== Given entries

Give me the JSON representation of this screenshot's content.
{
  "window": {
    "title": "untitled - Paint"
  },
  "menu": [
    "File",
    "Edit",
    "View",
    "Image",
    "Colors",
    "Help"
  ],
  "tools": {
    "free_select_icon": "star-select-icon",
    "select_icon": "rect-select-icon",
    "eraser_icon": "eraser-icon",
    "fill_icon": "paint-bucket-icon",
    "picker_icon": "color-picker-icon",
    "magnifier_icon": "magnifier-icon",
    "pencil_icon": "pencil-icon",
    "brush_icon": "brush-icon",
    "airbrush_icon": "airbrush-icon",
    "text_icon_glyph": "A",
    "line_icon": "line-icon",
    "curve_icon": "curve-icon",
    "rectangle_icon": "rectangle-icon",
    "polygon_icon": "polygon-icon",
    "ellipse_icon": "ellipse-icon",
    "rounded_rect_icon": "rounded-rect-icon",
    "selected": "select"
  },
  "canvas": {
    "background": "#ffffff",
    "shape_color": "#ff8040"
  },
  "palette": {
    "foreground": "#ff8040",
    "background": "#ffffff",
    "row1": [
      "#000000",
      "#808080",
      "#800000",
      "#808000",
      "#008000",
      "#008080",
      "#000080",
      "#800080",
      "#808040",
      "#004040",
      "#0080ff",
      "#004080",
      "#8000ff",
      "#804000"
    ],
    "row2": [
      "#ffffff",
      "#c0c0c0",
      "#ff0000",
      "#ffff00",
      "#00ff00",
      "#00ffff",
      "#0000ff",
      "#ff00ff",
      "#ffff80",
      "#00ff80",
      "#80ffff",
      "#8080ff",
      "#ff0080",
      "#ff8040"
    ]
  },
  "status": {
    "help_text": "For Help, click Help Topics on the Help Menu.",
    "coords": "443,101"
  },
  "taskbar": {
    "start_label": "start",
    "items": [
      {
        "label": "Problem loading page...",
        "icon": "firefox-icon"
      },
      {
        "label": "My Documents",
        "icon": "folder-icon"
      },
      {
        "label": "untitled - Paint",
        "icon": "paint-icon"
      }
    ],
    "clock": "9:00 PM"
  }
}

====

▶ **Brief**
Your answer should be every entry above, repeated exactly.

▶ **Response box**
Give me the JSON representation of this screenshot's content.
{
  "window": {
    "title": "untitled - Paint"
  },
  "menu": [
    "File",
    "Edit",
    "View",
    "Image",
    "Colors",
    "Help"
  ],
  "tools": {
    "free_select_icon": "star-select-icon",
    "select_icon": "rect-select-icon",
    "eraser_icon": "eraser-icon",
    "fill_icon": "paint-bucket-icon",
    "picker_icon": "color-picker-icon",
    "magnifier_icon": "magnifier-icon",
    "pencil_icon": "pencil-icon",
    "brush_icon": "brush-icon",
    "airbrush_icon": "airbrush-icon",
    "text_icon_glyph": "A",
    "line_icon": "line-icon",
    "curve_icon": "curve-icon",
    "rectangle_icon": "rectangle-icon",
    "polygon_icon": "polygon-icon",
    "ellipse_icon": "ellipse-icon",
    "rounded_rect_icon": "rounded-rect-icon",
    "selected": "select"
  },
  "canvas": {
    "background": "#ffffff",
    "shape_color": "#ff8040"
  },
  "palette": {
    "foreground": "#ff8040",
    "background": "#ffffff",
    "row1": [
      "#000000",
      "#808080",
      "#800000",
      "#808000",
      "#008000",
      "#008080",
      "#000080",
      "#800080",
      "#808040",
      "#004040",
      "#0080ff",
      "#004080",
      "#8000ff",
      "#804000"
    ],
    "row2": [
      "#ffffff",
      "#c0c0c0",
      "#ff0000",
      "#ffff00",
      "#00ff00",
      "#00ffff",
      "#0000ff",
      "#ff00ff",
      "#ffff80",
      "#00ff80",
      "#80ffff",
      "#8080ff",
      "#ff0080",
      "#ff8040"
    ]
  },
  "status": {
    "help_text": "For Help, click Help Topics on the Help Menu.",
    "coords": "443,101"
  },
  "taskbar": {
    "start_label": "start",
    "items": [
      {
        "label": "Problem loading page...",
        "icon": "firefox-icon"
      },
      {
        "label": "My Documents",
        "icon": "folder-icon"
      },
      {
        "label": "untitled - Paint",
        "icon": "paint-icon"
      }
    ],
    "clock": "9:00 PM"
  }
}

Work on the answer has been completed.